posted by mikeh at 12:24 PM on June 17, 2010

I agree that ExtJS will be a good fit for this kind of app.
posted by zsazsa at 12:40 PM on June 17, 2010

YUI, ExtJS, JQueryUI are all worth considering closely.

What backend technologies do you use? Things like GWT bundle up the JS for you, theoretically.
posted by artlung at 12:49 PM on June 17, 2010

I have never used Silverlight, but this is the kind of job Flex was made for. If you're used to a real object-oriented environment (as opposed to the mockery that is "object-based" JS), it will come very naturally to you. And you'll completely eliminate the headache of cross-browser testing.

You'll also be able to port the same code to a desktop app in just a few clicks, using AIR.
posted by drjimmy11 at 1:25 PM on June 17, 2010

Best answer: I would break everything down into modules, and use this pattern for them.
posted by Artw at 3:29 PM on June 17, 2010

Flex and SL are pretty great for this. The worst thing about either of them is the backlash from haters. That can be a serious obstacle or not, depending on the audience. In the ESRI world, JavaScript seems to have dropped off to near nothing relative to FX and SL.
posted by klanawa at 3:46 PM on June 17, 2010

Best answer: I've worked with both Flash and jQuery on very large, UI-intense applications, and feel pretty strongly that Flash or Flex is not going to be a productivity gain for a primarily data entry based web app, especially given this:

There seems to be a certain point and I just get lost and things get ugly.

...which makes it sound like the language isn't actually your problem. You're going to get ten times as lost in Flash, though, because you'll wind up having to cope with handing data back and forth from the plugin to the html; you're just adding another layer of complexity to the stack of things you need to cope with. Flash is great if you have UI needs that aren't easily supported in the browser (maps are a fine example, or anything graphically intense) but if you're just handling data entry there's no real good reason to use it.

jQuery For Designers has some excellent walkthroughs of developing various widgets using jQuery -- don't be put off by the name, I think it does a pretty good job of showing the jQuery way of doing things with some very solid examples.

(Basically: don't write one big object for your whole workflow. Write lots of tiny objects that do one simple thing each, whether that's validating a bit of data or controlling a widget on screen, then drop them into your html by applying them to given classnames. Use your HTML tree itself as your data storage, rather than trying to keep javascript data objects in synch with the DOM.)

I've never used ExtJS or Silverlight. YUI sucks balls; avoid at all costs.

as opposed to the mockery that is "object-based" JS

Them's fightin' words, cowboy.
posted by ook at 5:43 PM on June 17, 2010 [3 favorites]

Response by poster: Wow these are great suggestions, I believe you are right ook, now that I think about it, I don't really have very much complex UI experience and I'm probably not implementing the best design patterns.

I should probably go back to the GoF book and figure out a better way to organize the entire project.

Re: Module pattern.
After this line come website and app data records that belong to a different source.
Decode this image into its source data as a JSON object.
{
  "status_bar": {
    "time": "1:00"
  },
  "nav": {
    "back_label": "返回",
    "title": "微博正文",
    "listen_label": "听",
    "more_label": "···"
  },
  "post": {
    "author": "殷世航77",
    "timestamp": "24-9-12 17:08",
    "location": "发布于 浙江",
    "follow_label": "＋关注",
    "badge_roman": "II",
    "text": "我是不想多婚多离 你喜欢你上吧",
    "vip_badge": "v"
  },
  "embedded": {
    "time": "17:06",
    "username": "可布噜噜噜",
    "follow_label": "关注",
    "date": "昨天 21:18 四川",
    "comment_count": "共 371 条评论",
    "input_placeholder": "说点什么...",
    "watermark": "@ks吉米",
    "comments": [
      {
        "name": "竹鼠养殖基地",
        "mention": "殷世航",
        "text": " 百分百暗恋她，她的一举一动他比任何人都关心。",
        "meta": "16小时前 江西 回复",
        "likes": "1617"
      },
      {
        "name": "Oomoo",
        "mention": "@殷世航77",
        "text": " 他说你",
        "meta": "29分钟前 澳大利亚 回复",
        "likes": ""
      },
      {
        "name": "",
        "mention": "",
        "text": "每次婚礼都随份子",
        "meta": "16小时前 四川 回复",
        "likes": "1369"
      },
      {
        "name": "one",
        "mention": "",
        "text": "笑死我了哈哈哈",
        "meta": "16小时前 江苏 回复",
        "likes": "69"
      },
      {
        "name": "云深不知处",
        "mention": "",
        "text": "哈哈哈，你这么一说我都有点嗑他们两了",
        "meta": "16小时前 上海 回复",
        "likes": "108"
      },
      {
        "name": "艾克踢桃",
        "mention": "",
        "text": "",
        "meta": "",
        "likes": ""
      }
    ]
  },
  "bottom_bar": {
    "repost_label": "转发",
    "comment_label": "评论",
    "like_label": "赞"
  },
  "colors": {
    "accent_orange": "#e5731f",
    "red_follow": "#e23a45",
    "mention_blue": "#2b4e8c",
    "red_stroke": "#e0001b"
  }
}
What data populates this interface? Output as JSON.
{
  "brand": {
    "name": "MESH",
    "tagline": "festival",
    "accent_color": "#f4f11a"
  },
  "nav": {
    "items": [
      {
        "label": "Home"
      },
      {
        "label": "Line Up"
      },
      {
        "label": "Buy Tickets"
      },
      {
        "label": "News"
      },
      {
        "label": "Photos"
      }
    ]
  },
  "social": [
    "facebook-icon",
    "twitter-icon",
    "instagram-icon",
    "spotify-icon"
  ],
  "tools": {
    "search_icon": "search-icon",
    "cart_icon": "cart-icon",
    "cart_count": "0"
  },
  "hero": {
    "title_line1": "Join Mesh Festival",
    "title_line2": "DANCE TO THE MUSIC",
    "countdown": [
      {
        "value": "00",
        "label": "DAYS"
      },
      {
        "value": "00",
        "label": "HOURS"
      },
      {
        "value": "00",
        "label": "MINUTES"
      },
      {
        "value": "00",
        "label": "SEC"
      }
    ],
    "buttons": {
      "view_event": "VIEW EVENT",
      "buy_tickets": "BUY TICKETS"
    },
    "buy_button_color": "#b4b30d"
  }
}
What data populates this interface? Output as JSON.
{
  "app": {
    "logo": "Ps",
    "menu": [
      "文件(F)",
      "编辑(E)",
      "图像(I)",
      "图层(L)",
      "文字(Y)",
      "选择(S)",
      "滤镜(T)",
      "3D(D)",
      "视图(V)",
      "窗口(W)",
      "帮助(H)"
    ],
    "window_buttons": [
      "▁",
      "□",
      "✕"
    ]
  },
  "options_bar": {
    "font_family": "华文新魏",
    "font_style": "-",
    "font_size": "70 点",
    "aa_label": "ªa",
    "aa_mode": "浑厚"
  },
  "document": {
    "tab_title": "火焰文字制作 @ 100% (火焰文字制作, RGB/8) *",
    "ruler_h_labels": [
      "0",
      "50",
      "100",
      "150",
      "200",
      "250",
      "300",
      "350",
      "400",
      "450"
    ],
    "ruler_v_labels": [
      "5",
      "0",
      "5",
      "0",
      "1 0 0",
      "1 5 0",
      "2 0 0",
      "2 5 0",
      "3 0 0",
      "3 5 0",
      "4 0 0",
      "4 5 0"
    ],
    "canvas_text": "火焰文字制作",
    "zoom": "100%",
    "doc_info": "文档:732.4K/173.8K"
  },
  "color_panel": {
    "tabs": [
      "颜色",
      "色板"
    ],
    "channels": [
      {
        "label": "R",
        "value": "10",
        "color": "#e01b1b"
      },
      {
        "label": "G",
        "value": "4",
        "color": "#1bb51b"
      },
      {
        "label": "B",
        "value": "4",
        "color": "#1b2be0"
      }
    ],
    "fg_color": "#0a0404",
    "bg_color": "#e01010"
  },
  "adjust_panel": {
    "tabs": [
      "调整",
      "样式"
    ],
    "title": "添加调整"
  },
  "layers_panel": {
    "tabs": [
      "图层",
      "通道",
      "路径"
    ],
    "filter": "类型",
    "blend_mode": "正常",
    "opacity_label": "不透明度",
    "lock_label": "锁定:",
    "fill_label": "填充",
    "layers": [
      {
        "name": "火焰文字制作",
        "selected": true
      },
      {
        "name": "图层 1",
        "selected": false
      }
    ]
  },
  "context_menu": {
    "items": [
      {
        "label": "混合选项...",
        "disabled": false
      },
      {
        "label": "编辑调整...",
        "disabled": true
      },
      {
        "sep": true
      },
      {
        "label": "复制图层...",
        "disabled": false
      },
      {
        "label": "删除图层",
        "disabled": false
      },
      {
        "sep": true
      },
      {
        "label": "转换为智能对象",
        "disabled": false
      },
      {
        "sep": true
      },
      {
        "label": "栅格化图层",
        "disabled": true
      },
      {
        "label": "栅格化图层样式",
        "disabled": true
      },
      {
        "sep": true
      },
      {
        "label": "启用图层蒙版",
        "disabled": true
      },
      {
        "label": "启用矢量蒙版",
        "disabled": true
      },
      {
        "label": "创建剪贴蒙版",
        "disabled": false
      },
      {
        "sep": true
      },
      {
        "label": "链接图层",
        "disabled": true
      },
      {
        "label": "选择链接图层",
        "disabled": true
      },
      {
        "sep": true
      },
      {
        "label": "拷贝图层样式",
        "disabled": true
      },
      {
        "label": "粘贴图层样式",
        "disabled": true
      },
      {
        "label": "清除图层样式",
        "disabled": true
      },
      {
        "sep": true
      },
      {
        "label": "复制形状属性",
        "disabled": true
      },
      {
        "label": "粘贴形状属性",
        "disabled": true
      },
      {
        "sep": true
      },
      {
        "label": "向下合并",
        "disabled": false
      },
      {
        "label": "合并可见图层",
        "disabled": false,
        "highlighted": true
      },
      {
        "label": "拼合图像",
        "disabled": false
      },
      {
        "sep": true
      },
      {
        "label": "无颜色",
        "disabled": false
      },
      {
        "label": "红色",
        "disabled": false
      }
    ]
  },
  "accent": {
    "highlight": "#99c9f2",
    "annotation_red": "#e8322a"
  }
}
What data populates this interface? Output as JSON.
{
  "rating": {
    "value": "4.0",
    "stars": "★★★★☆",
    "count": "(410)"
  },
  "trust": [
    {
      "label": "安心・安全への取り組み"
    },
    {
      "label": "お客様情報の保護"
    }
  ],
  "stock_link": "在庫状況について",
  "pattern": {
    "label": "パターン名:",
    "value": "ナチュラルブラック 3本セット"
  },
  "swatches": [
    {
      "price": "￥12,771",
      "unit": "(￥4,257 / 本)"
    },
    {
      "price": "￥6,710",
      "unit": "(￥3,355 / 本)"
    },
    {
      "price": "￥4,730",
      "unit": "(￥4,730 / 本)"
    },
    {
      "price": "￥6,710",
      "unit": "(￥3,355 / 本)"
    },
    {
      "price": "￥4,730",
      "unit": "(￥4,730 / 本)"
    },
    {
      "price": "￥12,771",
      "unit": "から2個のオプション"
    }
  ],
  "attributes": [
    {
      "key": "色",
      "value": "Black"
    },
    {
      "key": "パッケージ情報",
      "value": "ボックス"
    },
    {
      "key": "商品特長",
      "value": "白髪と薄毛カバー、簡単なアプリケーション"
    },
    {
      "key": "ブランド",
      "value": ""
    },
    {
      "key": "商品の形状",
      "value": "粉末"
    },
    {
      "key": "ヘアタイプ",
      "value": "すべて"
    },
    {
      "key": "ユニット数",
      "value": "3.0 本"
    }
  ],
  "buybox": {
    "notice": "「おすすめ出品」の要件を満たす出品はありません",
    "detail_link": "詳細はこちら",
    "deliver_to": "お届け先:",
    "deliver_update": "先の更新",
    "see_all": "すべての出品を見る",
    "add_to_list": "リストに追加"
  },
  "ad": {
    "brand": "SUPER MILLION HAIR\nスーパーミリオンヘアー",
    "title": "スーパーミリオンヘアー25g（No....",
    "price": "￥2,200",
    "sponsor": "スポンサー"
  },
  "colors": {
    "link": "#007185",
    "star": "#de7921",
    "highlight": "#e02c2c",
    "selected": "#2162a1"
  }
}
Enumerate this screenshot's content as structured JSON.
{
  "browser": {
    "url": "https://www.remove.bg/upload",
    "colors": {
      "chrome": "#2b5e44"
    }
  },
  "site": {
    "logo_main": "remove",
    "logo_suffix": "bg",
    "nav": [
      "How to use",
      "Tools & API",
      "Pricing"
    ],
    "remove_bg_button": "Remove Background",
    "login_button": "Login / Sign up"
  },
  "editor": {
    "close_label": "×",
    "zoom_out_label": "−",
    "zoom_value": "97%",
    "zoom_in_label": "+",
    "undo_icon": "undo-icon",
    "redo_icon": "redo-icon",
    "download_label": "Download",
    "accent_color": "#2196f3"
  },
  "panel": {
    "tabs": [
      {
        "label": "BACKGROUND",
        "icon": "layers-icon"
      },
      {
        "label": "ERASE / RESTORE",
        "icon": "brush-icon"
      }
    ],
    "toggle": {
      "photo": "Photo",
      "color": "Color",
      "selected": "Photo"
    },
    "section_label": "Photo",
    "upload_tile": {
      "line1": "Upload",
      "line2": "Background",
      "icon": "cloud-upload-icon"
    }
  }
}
Funny enough I was sort of doing this without even thinking about it.
posted by geoff. at 9:59 AM on June 18, 2010

Best answer: JavaScript:The Good Parts, the Douglas Crockford book whcih that pattern is in, is well worth a read as well. And it's short! (insert joke here)
posted by Artw at 10:04 AM on June 18, 2010

Best answer: insert joke here

Okay. (But, seriously, Javascript programmers should read it.)
posted by Zed at 10:57 AM on June 21, 2010 [4 favorites]

Response by poster: I've actually found that it helped to use Pyjamas.
posted by geoff. at 12:39 PM on July 18, 2010

« Older Quirky fun for adults and kids to have together   |   What is the ultimate answer to life, the universe... Newer »
This thread is closed to new comments.